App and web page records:
*-*-*
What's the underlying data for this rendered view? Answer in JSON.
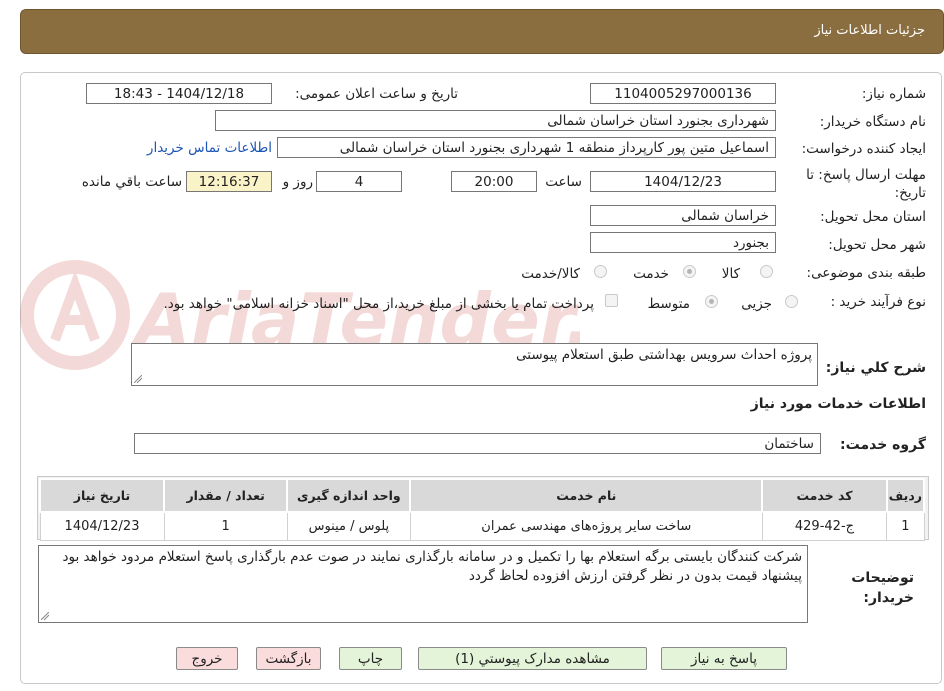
{
  "header": {
    "title": "جزئیات اطلاعات نیاز"
  },
  "watermark": {
    "text": "AriaTender.neT"
  },
  "form": {
    "need_number": {
      "label": "شماره نیاز:",
      "value": "1104005297000136"
    },
    "announce_datetime": {
      "label": "تاریخ و ساعت اعلان عمومی:",
      "value": "1404/12/18 - 18:43"
    },
    "buyer_org": {
      "label": "نام دستگاه خریدار:",
      "value": "شهرداری بجنورد استان خراسان شمالی"
    },
    "requester": {
      "label": "ایجاد کننده درخواست:",
      "value": "اسماعیل متین پور کارپرداز منطقه 1 شهرداری بجنورد استان خراسان شمالی"
    },
    "contact_link": "اطلاعات تماس خریدار",
    "deadline": {
      "label": "مهلت ارسال پاسخ: تا تاریخ:",
      "date": "1404/12/23",
      "time_label": "ساعت",
      "time": "20:00",
      "days": "4",
      "days_label": "روز و",
      "remaining": "12:16:37",
      "remaining_label": "ساعت باقي مانده"
    },
    "delivery_province": {
      "label": "استان محل تحویل:",
      "value": "خراسان شمالی"
    },
    "delivery_city": {
      "label": "شهر محل تحویل:",
      "value": "بجنورد"
    },
    "category": {
      "label": "طبقه بندی موضوعی:",
      "options": [
        "کالا",
        "خدمت",
        "کالا/خدمت"
      ],
      "selected": "خدمت"
    },
    "purchase_type": {
      "label": "نوع فرآیند خرید :",
      "options": [
        "جزیی",
        "متوسط"
      ],
      "selected": "متوسط",
      "note": "پرداخت تمام یا بخشی از مبلغ خرید،از محل \"اسناد خزانه اسلامی\" خواهد بود."
    },
    "description": {
      "label": "شرح کلي نیاز:",
      "value": "پروژه احداث سرویس بهداشتی طبق استعلام پیوستی"
    },
    "services_title": "اطلاعات خدمات مورد نیاز",
    "service_group": {
      "label": "گروه خدمت:",
      "value": "ساختمان"
    }
  },
  "table": {
    "headers": [
      "ردیف",
      "کد خدمت",
      "نام خدمت",
      "واحد اندازه گیری",
      "تعداد / مقدار",
      "تاریخ نیاز"
    ],
    "rows": [
      [
        "1",
        "ج-42-429",
        "ساخت سایر پروژه‌های مهندسی عمران",
        "پلوس / مینوس",
        "1",
        "1404/12/23"
      ]
    ]
  },
  "buyer_notes": {
    "label": "توضیحات خریدار:",
    "value": "شرکت کنندگان بایستی برگه استعلام بها را تکمیل و در سامانه بارگذاری نمایند در صوت عدم بارگذاری پاسخ استعلام مردود خواهد بود پیشنهاد قیمت بدون در نظر گرفتن ارزش افزوده لحاظ گردد"
  },
  "buttons": {
    "reply": "پاسخ به نیاز",
    "attachments": "مشاهده مدارک پیوستي (1)",
    "print": "چاپ",
    "back": "بازگشت",
    "exit": "خروج"
  },
  "colors": {
    "header_bg": "#8b6e3f",
    "link": "#1b55b5",
    "remaining_bg": "#fbf3c8"
  }
}
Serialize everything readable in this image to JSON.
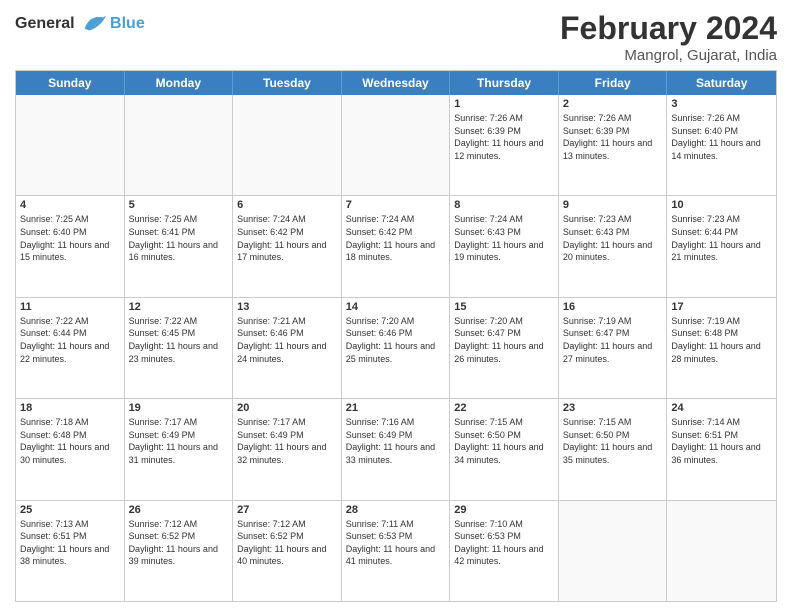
{
  "header": {
    "logo_line1": "General",
    "logo_line2": "Blue",
    "title": "February 2024",
    "subtitle": "Mangrol, Gujarat, India"
  },
  "dayHeaders": [
    "Sunday",
    "Monday",
    "Tuesday",
    "Wednesday",
    "Thursday",
    "Friday",
    "Saturday"
  ],
  "weeks": [
    [
      {
        "num": "",
        "info": "",
        "empty": true
      },
      {
        "num": "",
        "info": "",
        "empty": true
      },
      {
        "num": "",
        "info": "",
        "empty": true
      },
      {
        "num": "",
        "info": "",
        "empty": true
      },
      {
        "num": "1",
        "info": "Sunrise: 7:26 AM\nSunset: 6:39 PM\nDaylight: 11 hours and 12 minutes."
      },
      {
        "num": "2",
        "info": "Sunrise: 7:26 AM\nSunset: 6:39 PM\nDaylight: 11 hours and 13 minutes."
      },
      {
        "num": "3",
        "info": "Sunrise: 7:26 AM\nSunset: 6:40 PM\nDaylight: 11 hours and 14 minutes."
      }
    ],
    [
      {
        "num": "4",
        "info": "Sunrise: 7:25 AM\nSunset: 6:40 PM\nDaylight: 11 hours and 15 minutes."
      },
      {
        "num": "5",
        "info": "Sunrise: 7:25 AM\nSunset: 6:41 PM\nDaylight: 11 hours and 16 minutes."
      },
      {
        "num": "6",
        "info": "Sunrise: 7:24 AM\nSunset: 6:42 PM\nDaylight: 11 hours and 17 minutes."
      },
      {
        "num": "7",
        "info": "Sunrise: 7:24 AM\nSunset: 6:42 PM\nDaylight: 11 hours and 18 minutes."
      },
      {
        "num": "8",
        "info": "Sunrise: 7:24 AM\nSunset: 6:43 PM\nDaylight: 11 hours and 19 minutes."
      },
      {
        "num": "9",
        "info": "Sunrise: 7:23 AM\nSunset: 6:43 PM\nDaylight: 11 hours and 20 minutes."
      },
      {
        "num": "10",
        "info": "Sunrise: 7:23 AM\nSunset: 6:44 PM\nDaylight: 11 hours and 21 minutes."
      }
    ],
    [
      {
        "num": "11",
        "info": "Sunrise: 7:22 AM\nSunset: 6:44 PM\nDaylight: 11 hours and 22 minutes."
      },
      {
        "num": "12",
        "info": "Sunrise: 7:22 AM\nSunset: 6:45 PM\nDaylight: 11 hours and 23 minutes."
      },
      {
        "num": "13",
        "info": "Sunrise: 7:21 AM\nSunset: 6:46 PM\nDaylight: 11 hours and 24 minutes."
      },
      {
        "num": "14",
        "info": "Sunrise: 7:20 AM\nSunset: 6:46 PM\nDaylight: 11 hours and 25 minutes."
      },
      {
        "num": "15",
        "info": "Sunrise: 7:20 AM\nSunset: 6:47 PM\nDaylight: 11 hours and 26 minutes."
      },
      {
        "num": "16",
        "info": "Sunrise: 7:19 AM\nSunset: 6:47 PM\nDaylight: 11 hours and 27 minutes."
      },
      {
        "num": "17",
        "info": "Sunrise: 7:19 AM\nSunset: 6:48 PM\nDaylight: 11 hours and 28 minutes."
      }
    ],
    [
      {
        "num": "18",
        "info": "Sunrise: 7:18 AM\nSunset: 6:48 PM\nDaylight: 11 hours and 30 minutes."
      },
      {
        "num": "19",
        "info": "Sunrise: 7:17 AM\nSunset: 6:49 PM\nDaylight: 11 hours and 31 minutes."
      },
      {
        "num": "20",
        "info": "Sunrise: 7:17 AM\nSunset: 6:49 PM\nDaylight: 11 hours and 32 minutes."
      },
      {
        "num": "21",
        "info": "Sunrise: 7:16 AM\nSunset: 6:49 PM\nDaylight: 11 hours and 33 minutes."
      },
      {
        "num": "22",
        "info": "Sunrise: 7:15 AM\nSunset: 6:50 PM\nDaylight: 11 hours and 34 minutes."
      },
      {
        "num": "23",
        "info": "Sunrise: 7:15 AM\nSunset: 6:50 PM\nDaylight: 11 hours and 35 minutes."
      },
      {
        "num": "24",
        "info": "Sunrise: 7:14 AM\nSunset: 6:51 PM\nDaylight: 11 hours and 36 minutes."
      }
    ],
    [
      {
        "num": "25",
        "info": "Sunrise: 7:13 AM\nSunset: 6:51 PM\nDaylight: 11 hours and 38 minutes."
      },
      {
        "num": "26",
        "info": "Sunrise: 7:12 AM\nSunset: 6:52 PM\nDaylight: 11 hours and 39 minutes."
      },
      {
        "num": "27",
        "info": "Sunrise: 7:12 AM\nSunset: 6:52 PM\nDaylight: 11 hours and 40 minutes."
      },
      {
        "num": "28",
        "info": "Sunrise: 7:11 AM\nSunset: 6:53 PM\nDaylight: 11 hours and 41 minutes."
      },
      {
        "num": "29",
        "info": "Sunrise: 7:10 AM\nSunset: 6:53 PM\nDaylight: 11 hours and 42 minutes."
      },
      {
        "num": "",
        "info": "",
        "empty": true
      },
      {
        "num": "",
        "info": "",
        "empty": true
      }
    ]
  ]
}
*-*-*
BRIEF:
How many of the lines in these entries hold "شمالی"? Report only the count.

SOLUTION FOR THIS TASK:
3